_AIM OF THE EXERCISE_: Nothing but the pictures should go missing; return all the entries below exactly.

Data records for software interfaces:
# # # # # # #

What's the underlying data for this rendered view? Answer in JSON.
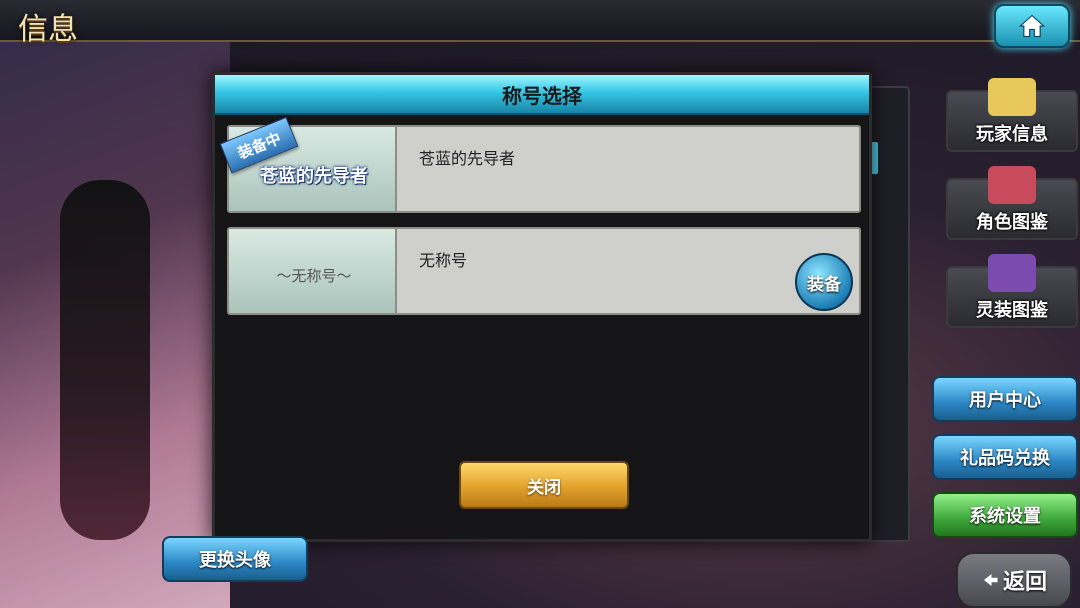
{
  "screen": {
    "title": "信息"
  },
  "modal": {
    "title": "称号选择",
    "rows": [
      {
        "badge_tag": "装备中",
        "title_art_text": "苍蓝的先导者",
        "name": "苍蓝的先导者"
      },
      {
        "title_art_text": "〜无称号〜",
        "name": "无称号",
        "action_label": "装备"
      }
    ],
    "close_label": "关闭"
  },
  "side_menu": {
    "cards": [
      {
        "label": "玩家信息",
        "icon": "player-info-icon",
        "color": "#e9c85b"
      },
      {
        "label": "角色图鉴",
        "icon": "character-book-icon",
        "color": "#c74b5b"
      },
      {
        "label": "灵装图鉴",
        "icon": "equipment-book-icon",
        "color": "#7b4bb0"
      }
    ],
    "buttons": [
      {
        "label": "用户中心",
        "style": "blue"
      },
      {
        "label": "礼品码兑换",
        "style": "blue"
      },
      {
        "label": "系统设置",
        "style": "green"
      }
    ]
  },
  "bottom": {
    "change_avatar": "更换头像",
    "back": "返回"
  }
}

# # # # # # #

_RESPONSE BOX_:
What's the underlying data for this rendered view? Answer in JSON.
{
  "screen": {
    "title": "信息"
  },
  "modal": {
    "title": "称号选择",
    "rows": [
      {
        "badge_tag": "装备中",
        "title_art_text": "苍蓝的先导者",
        "name": "苍蓝的先导者"
      },
      {
        "title_art_text": "〜无称号〜",
        "name": "无称号",
        "action_label": "装备"
      }
    ],
    "close_label": "关闭"
  },
  "side_menu": {
    "cards": [
      {
        "label": "玩家信息",
        "icon": "player-info-icon",
        "color": "#e9c85b"
      },
      {
        "label": "角色图鉴",
        "icon": "character-book-icon",
        "color": "#c74b5b"
      },
      {
        "label": "灵装图鉴",
        "icon": "equipment-book-icon",
        "color": "#7b4bb0"
      }
    ],
    "buttons": [
      {
        "label": "用户中心",
        "style": "blue"
      },
      {
        "label": "礼品码兑换",
        "style": "blue"
      },
      {
        "label": "系统设置",
        "style": "green"
      }
    ]
  },
  "bottom": {
    "change_avatar": "更换头像",
    "back": "返回"
  }
}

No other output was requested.